An Idaho Coeur d’Alene tribal casino must cease and desist from offering poker, as Texas Hold’em poker tournaments are against the law in Idaho, a federal judge ruled this week. In a case that could have ramifications for the California-based Santa Ysabel tribe and its ambitions to the launch PrivateTable.com online poker room as well, the judgment came after the Coeur d’Alene tribal casino decided to chance its own luck and test the law, and began offering poker tournaments to enthusiastic customers back in March.
The state almost immediately initiated a federal lawsuit against the casino, as the Idaho Constitution specifically prohibits all forms of gambling, with the exception of the state lottery, parimutuel betting, and certain bingo and raffle games.
A Question of Class

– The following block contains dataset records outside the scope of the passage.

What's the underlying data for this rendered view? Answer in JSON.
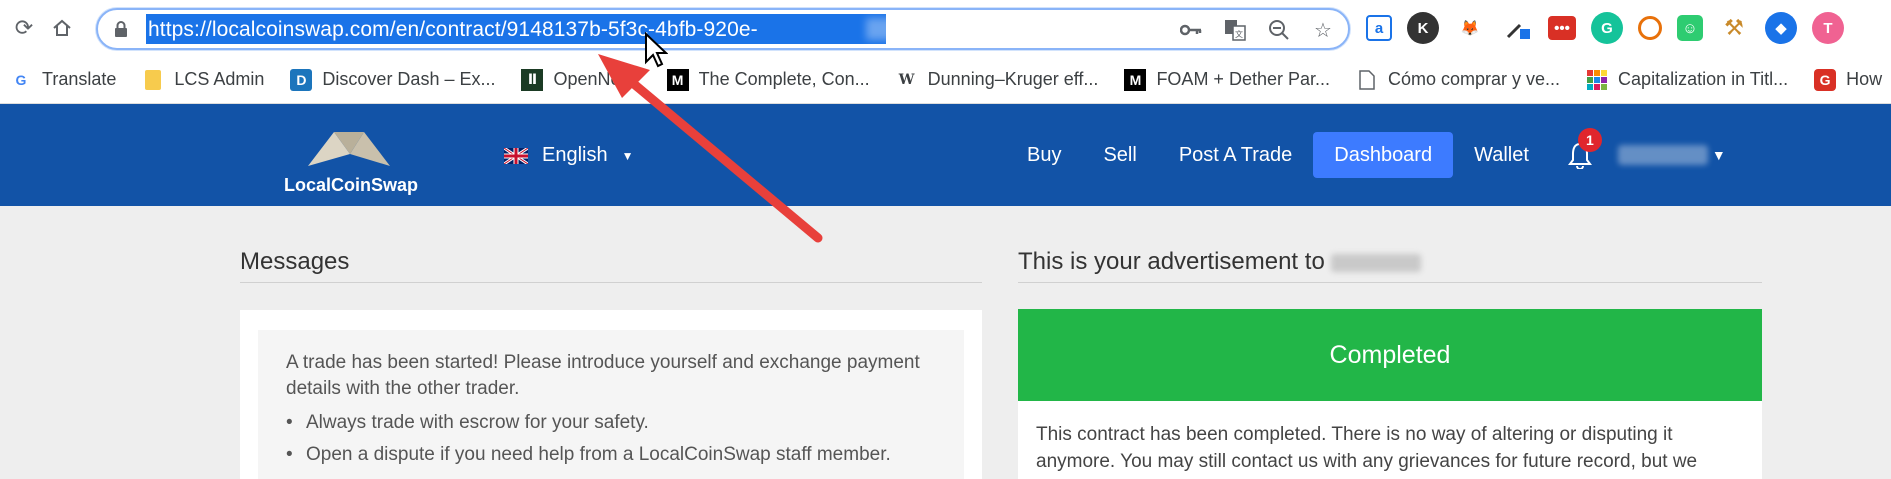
{
  "browser": {
    "url": "https://localcoinswap.com/en/contract/9148137b-5f3c-4bfb-920e-",
    "bookmarks": [
      {
        "label": "Translate",
        "icon": "google-icon"
      },
      {
        "label": "LCS Admin",
        "icon": "folder-icon"
      },
      {
        "label": "Discover Dash – Ex...",
        "icon": "dash-icon"
      },
      {
        "label": "OpenNode",
        "icon": "opennode-icon"
      },
      {
        "label": "The Complete, Con...",
        "icon": "medium-icon"
      },
      {
        "label": "Dunning–Kruger eff...",
        "icon": "wikipedia-icon"
      },
      {
        "label": "FOAM + Dether Par...",
        "icon": "medium-icon"
      },
      {
        "label": "Cómo comprar y ve...",
        "icon": "document-icon"
      },
      {
        "label": "Capitalization in Titl...",
        "icon": "grid-icon"
      },
      {
        "label": "How",
        "icon": "red-g-icon"
      }
    ]
  },
  "site": {
    "logo_text": "LocalCoinSwap",
    "language": "English",
    "nav": [
      {
        "label": "Buy"
      },
      {
        "label": "Sell"
      },
      {
        "label": "Post A Trade"
      },
      {
        "label": "Dashboard"
      },
      {
        "label": "Wallet"
      }
    ],
    "notification_count": "1",
    "colors": {
      "header": "#1253a7",
      "active": "#3d7bff",
      "success": "#22b648"
    }
  },
  "messages": {
    "title": "Messages",
    "intro": "A trade has been started! Please introduce yourself and exchange payment details with the other trader.",
    "tips": [
      "Always trade with escrow for your safety.",
      "Open a dispute if you need help from a LocalCoinSwap staff member."
    ]
  },
  "advert": {
    "title": "This is your advertisement to",
    "status": "Completed",
    "body": "This contract has been completed. There is no way of altering or disputing it anymore. You may still contact us with any grievances for future record, but we"
  }
}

The tribe attempted to argue that poker should be classified as Class II gambling, which would mean that it would fall under the Indian Gaming Regulatory Act (IGRA), as opposed to Class III gambling, which requires state regulation. However, the court argued that, in order to be considered Class II, a game must not be explicitly deemed illegal by state law, as poker is. The Constitution is specific on this, stating that none of the exceptions to its gambling prohibition may include any kind of casino gambling, including poker.
“Poker tournaments violate Idaho gambling law,” said federal US District Judge Lynn Winmill. “The upshot is that unless an injunction issues, the state will be left without any effective remedy.”
The tribe also attempted to argue that poker is a game of skill. “Even if the game of poker is prohibited,” it asserted, “that prohibition does not apply if the game can be shown to be a ‘contest of skill.’ ”
Still Playing the Odds
Refuting this, the court read from the state definition of gambling which states that it constitutes “risking any money, credit, deposit or other thing of value for gain contingent in whole or in part upon lot, chance…” It also cited previous cases in which poker, Texas Hold’em specifically, had been ruled to be a game of chance. “A player may be skilled at playing the odds but he is still playing the odds,” it quoted from one such case.
The court also dismissed the claim that it lacked the jurisdiction to rule on the case, which, the tribe had said, should fall under the jurisdiction of the National Indian Gaming Commission. Primary jurisdiction lies with the court, ruled the judge. Coeur d’Alene was ordered to cease offering poker tournaments with immediate effect.
Decision Spurs Debate
Idaho Governor C.L. “Butch” Otter welcomed the judge’s decision. “The Legislature and the people of Idaho have made it clear what kind of gambling they will accept. That does not include poker,” he said. “And no matter how much the Tribe insists otherwise, Texas Hold ’em is poker.”
“Obviously, we’re very disappointed in Judge Winmill’s decision,” said Chief Allan, tribal chairman. “Poker is so widely played across the state by so many different people and organizations that it sounds ridiculous to say that everyone playing poker in the State of Idaho is breaking the law, but that is what this decision says.”
The Coeur d’Alene Casino immediately launched an appeal.